In addition to its oxcarts, Sarchi is also known for its furniture. All around town, you’ll find stores displaying beautiful wooden pieces from beds and bookcases to chests and dining sets and traditional rocking chairs. These chairs are made of native wood, have a leather seat and back that are often decorated in a traditional Costa Rican theme, and fold up nicely for transport/shipping. We actually picked one up ourselves in anticipation of our baby arriving this November!
Here is a map with both Fabrica de Carretas Eloy Alfaro and Fabrica de Carretas Joaquin Chaverri.
Fabrica de Carretas Eloy Alfaro – Open daily, 7:00 a.m. to 5:00 p.m.
Fabrica de Carretas Joaquin Chaverri – Open daily, 8:00 a.m. to 5:00 p.m.
We hope that you get a chance to visit the town of Sarchi to see these beautiful carts for yourself. If you have a free afternoon near the airport or are visiting the Poas Volcano area, Sarchi isn’t far away and is a great activity to add to your itinerary.
Have you visited Sarchi? Tell us what you thought in the comments below.
Looking for more info on this area of Costa Rica? Check out these posts:
- Los Chorros Waterfalls: Grecia’s Natural Jets – These spectacular waterfalls are just a few towns away from Sarchi and are really easy to access.
- How to Spend 1 or 2 Days in San Jose – If you want to explore Costa Rica’s rich history, be sure to make time for the museums in downtown San Jose.

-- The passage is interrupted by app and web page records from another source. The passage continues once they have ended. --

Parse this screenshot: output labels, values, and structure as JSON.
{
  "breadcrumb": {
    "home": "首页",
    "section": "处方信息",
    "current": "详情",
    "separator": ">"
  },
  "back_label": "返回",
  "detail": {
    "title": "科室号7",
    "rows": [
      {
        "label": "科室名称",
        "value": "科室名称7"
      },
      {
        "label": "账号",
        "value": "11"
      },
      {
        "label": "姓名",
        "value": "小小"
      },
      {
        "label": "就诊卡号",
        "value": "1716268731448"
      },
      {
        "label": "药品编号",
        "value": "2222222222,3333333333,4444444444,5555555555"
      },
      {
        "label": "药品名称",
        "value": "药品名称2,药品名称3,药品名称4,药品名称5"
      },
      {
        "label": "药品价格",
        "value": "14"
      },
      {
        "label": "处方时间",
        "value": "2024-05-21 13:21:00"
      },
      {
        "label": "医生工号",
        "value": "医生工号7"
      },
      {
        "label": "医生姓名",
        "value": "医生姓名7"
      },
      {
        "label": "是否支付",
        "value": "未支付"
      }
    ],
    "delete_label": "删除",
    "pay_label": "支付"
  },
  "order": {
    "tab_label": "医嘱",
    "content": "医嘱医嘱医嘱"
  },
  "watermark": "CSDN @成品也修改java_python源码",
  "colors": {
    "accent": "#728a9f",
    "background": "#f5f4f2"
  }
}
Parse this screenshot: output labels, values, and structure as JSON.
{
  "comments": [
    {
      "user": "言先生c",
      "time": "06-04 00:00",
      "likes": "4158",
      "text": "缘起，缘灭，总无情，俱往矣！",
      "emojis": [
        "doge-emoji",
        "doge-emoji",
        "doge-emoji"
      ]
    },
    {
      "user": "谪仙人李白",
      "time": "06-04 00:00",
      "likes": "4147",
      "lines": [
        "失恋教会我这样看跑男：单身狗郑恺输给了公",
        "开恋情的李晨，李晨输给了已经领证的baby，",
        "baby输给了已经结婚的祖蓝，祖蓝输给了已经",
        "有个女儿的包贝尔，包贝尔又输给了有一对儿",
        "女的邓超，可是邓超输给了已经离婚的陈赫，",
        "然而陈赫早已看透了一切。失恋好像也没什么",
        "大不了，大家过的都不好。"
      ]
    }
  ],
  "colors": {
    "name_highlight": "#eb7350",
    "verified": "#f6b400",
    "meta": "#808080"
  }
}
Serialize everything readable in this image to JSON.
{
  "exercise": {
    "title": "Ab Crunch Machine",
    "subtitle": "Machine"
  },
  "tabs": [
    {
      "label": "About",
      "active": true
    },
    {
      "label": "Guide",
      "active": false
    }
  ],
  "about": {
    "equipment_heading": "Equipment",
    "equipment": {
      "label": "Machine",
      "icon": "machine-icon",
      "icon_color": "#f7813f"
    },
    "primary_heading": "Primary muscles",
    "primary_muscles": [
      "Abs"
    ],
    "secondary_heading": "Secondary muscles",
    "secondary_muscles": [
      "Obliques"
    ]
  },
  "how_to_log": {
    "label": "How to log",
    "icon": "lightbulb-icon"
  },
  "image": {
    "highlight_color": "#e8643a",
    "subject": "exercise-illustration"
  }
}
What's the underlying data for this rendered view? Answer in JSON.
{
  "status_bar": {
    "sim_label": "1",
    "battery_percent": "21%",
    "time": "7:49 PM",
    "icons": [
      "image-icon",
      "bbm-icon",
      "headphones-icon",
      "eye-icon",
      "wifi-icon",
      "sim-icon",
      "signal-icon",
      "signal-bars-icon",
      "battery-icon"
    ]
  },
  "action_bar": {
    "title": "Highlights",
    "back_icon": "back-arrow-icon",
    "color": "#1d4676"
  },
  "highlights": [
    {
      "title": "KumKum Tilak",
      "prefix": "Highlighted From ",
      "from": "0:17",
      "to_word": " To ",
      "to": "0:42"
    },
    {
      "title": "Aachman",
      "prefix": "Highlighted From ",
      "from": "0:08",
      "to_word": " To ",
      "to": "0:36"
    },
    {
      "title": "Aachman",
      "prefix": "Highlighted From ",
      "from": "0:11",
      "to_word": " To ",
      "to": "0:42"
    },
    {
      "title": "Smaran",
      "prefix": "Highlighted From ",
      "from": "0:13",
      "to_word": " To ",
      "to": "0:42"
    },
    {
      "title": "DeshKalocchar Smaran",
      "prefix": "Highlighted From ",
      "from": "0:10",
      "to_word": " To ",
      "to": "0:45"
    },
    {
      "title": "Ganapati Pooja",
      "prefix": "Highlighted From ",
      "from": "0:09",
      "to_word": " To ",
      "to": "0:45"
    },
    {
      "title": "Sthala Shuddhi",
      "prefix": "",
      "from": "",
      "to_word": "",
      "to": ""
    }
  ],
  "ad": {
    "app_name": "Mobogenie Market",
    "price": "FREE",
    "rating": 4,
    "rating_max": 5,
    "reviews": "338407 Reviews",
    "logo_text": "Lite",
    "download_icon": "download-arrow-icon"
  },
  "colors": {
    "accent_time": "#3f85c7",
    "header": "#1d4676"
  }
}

Here’s our guide for activities, restaurants, and hotels.
- Best Hotels Near SJO Airport – Staying near the airport doesn’t mean you can’t enjoy yourself. See our picks for comfy places to stay that you might never want to leave.